By Lolita C. Baldor
and Barrie Barber
WASHINGTON — Defense Secretary Chuck Hagel warned Wednesday that sharply deeper cuts to personnel, health care and weapons systems will be needed across his department to put the brakes on spiraling costs and reshape the military for leaner budgets and new challenges.
Hagel said that escalating spending to maintain benefits, existing military structures and replacements for aging weapons programs are devouring funding needed for critical operations, training and equipment.
The Pentagon, he said, must reevaluate the size of its management and military command structures, which continue to grow even as the overall force numbers decline. And he put the Pentagon and the nation on notice that meeting this challenge will require spending cuts that are far more sweeping and dramatic than those seen to date.
“I am concerned that despite pruning many major procurement programs over the past four years, the military’s modernization strategy still depends on systems that are vastly more expensive and technologically risky than what was promised or budgeted for,” Hagel said Wednesday in remarks at the National Defense University at Fort McNair.
The Pentagon is already grappling with a $487 billion, 10-year reduction in projected spending as part of the budget law that Obama and congressional Republicans agreed to in August 2011. In addition to that, the military is now facing $41 billion in across-the-board cuts for this fiscal year that went into effect on March 1.
“I think Secretary Hagel clearly recognizes his largest challenge is going to be the declining defense budget,” said Peter Mansoor, an Ohio State University professor of military history and a retired Army colonel. “… This is the right time to truly think about what’s important and what the priorities are going forward.”
Mansoor, a former executive officer to Army Gen. David Petraeus during the troop surge in Iraq, said the military will have to “craft a grand strategy” on what’s achievable with the budget it has.
“They cannot keep the force the same size,” Mansoor said. “It’s going to have to come down.”
He foresaw possible changes to military retirees’ pensions that may rely more on 4O1K-style payouts or later retirement dates and higher co-payments for health care benefits, among other prospects.
Mansoor said modernization of aging weapons and equipment will face “a serious challenge given the budget shortfall” and happen at a slower pace.
Todd Harrison, a senior fellow with the Center for Strategic and Budgetary Assessments in Washington, D.C., said Hagel’s speech signaled a change in direction from former Secretary of Defense Leon Panetta because it acknowledged the likelihood of additional spending cuts while Panetta “refused to plan for it.”
“So the bottom line is: This is an indication that the (Defense Department) is beginning to face up to the reality of a declining defense budget,” Harrison wrote in an email. “His speech left a lot of unanswered questions, but at least he is asking the right questions.”

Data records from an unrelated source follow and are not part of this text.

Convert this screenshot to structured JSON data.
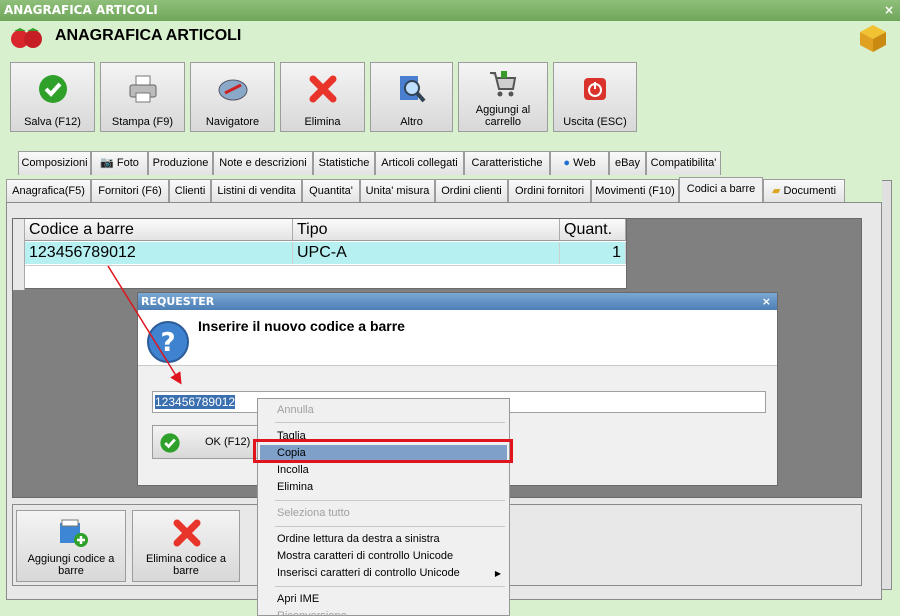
{
  "window": {
    "title": "ANAGRAFICA ARTICOLI",
    "close": "×"
  },
  "header": {
    "title": "ANAGRAFICA ARTICOLI"
  },
  "toolbar": [
    {
      "label": "Salva (F12)",
      "icon": "check-icon"
    },
    {
      "label": "Stampa (F9)",
      "icon": "printer-icon"
    },
    {
      "label": "Navigatore",
      "icon": "compass-icon"
    },
    {
      "label": "Elimina",
      "icon": "delete-x-icon"
    },
    {
      "label": "Altro",
      "icon": "search-magnifier-icon"
    },
    {
      "label": "Aggiungi al carrello",
      "icon": "cart-icon"
    },
    {
      "label": "Uscita (ESC)",
      "icon": "power-icon"
    }
  ],
  "tabs_row1": [
    "Composizioni",
    "Foto",
    "Produzione",
    "Note e descrizioni",
    "Statistiche",
    "Articoli collegati",
    "Caratteristiche",
    "Web",
    "eBay",
    "Compatibilita'"
  ],
  "tabs_row2": [
    "Anagrafica(F5)",
    "Fornitori (F6)",
    "Clienti",
    "Listini di vendita",
    "Quantita'",
    "Unita' misura",
    "Ordini clienti",
    "Ordini fornitori",
    "Movimenti (F10)",
    "Codici a barre",
    "Documenti"
  ],
  "grid": {
    "columns": [
      "Codice a barre",
      "Tipo",
      "Quant."
    ],
    "rows": [
      {
        "code": "123456789012",
        "type": "UPC-A",
        "qty": "1"
      }
    ]
  },
  "bottom_buttons": [
    {
      "label": "Aggiungi codice a barre",
      "icon": "add-barcode-icon"
    },
    {
      "label": "Elimina codice a barre",
      "icon": "delete-x-icon"
    }
  ],
  "dialog": {
    "title": "REQUESTER",
    "close": "×",
    "prompt": "Inserire il nuovo codice a barre",
    "value": "123456789012",
    "ok_label": "OK (F12)"
  },
  "context_menu": {
    "items": [
      {
        "label": "Annulla",
        "disabled": true
      },
      {
        "label": "Taglia"
      },
      {
        "label": "Copia",
        "highlighted": true
      },
      {
        "label": "Incolla"
      },
      {
        "label": "Elimina"
      },
      {
        "label": "Seleziona tutto",
        "disabled": true
      },
      {
        "label": "Ordine lettura da destra a sinistra"
      },
      {
        "label": "Mostra caratteri di controllo Unicode"
      },
      {
        "label": "Inserisci caratteri di controllo Unicode",
        "submenu": true
      },
      {
        "label": "Apri IME"
      },
      {
        "label": "Riconversione",
        "disabled": true
      }
    ]
  },
  "colors": {
    "accent_highlight": "#e0141d",
    "window_bg": "#d9f0cf",
    "selected_row": "#b7f0f0"
  }
}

The changes to the Department of Defense, Hagel said, will involve “not just tweaking or chipping away at existing structures and practices but, where necessary, fashioning entirely new ones that are better suited to 21st century realities and challenges.”
In his first major address as Pentagon chief, Hagel embraced what is likely to be his major challenge in his term: shrinking the U.S. military despite persistent congressional mandates that slash funding but forbid the elimination of favored bases and programs that must be cut in order to achieve the required savings.
Lawmakers have resisted Pentagon pleas for another round of base closures and to trim unwanted aircraft, or proposals to adjust military health care benefits as too politically risky.
“Much more hard work, difficult decisions and strategic prioritizing remains to be done,” Hagel said, noting that “deep political and institutional obstacles to these necessary reforms will need to be engaged and overcome.”
While both his predecessors launched reviews to identify hundreds of millions of dollars in savings, Hagel is taking over just as the automatic, across-the-board budget cuts are taking effect. In light of those reductions, he has already ordered a re-evaluation of the defense strategy that President Barack Obama announced early last year.
That strategy called for a greater emphasis on the Asia-Pacific region, a continued focus on the Middle East and an increase in cybersecurity, missile defense and special operations forces.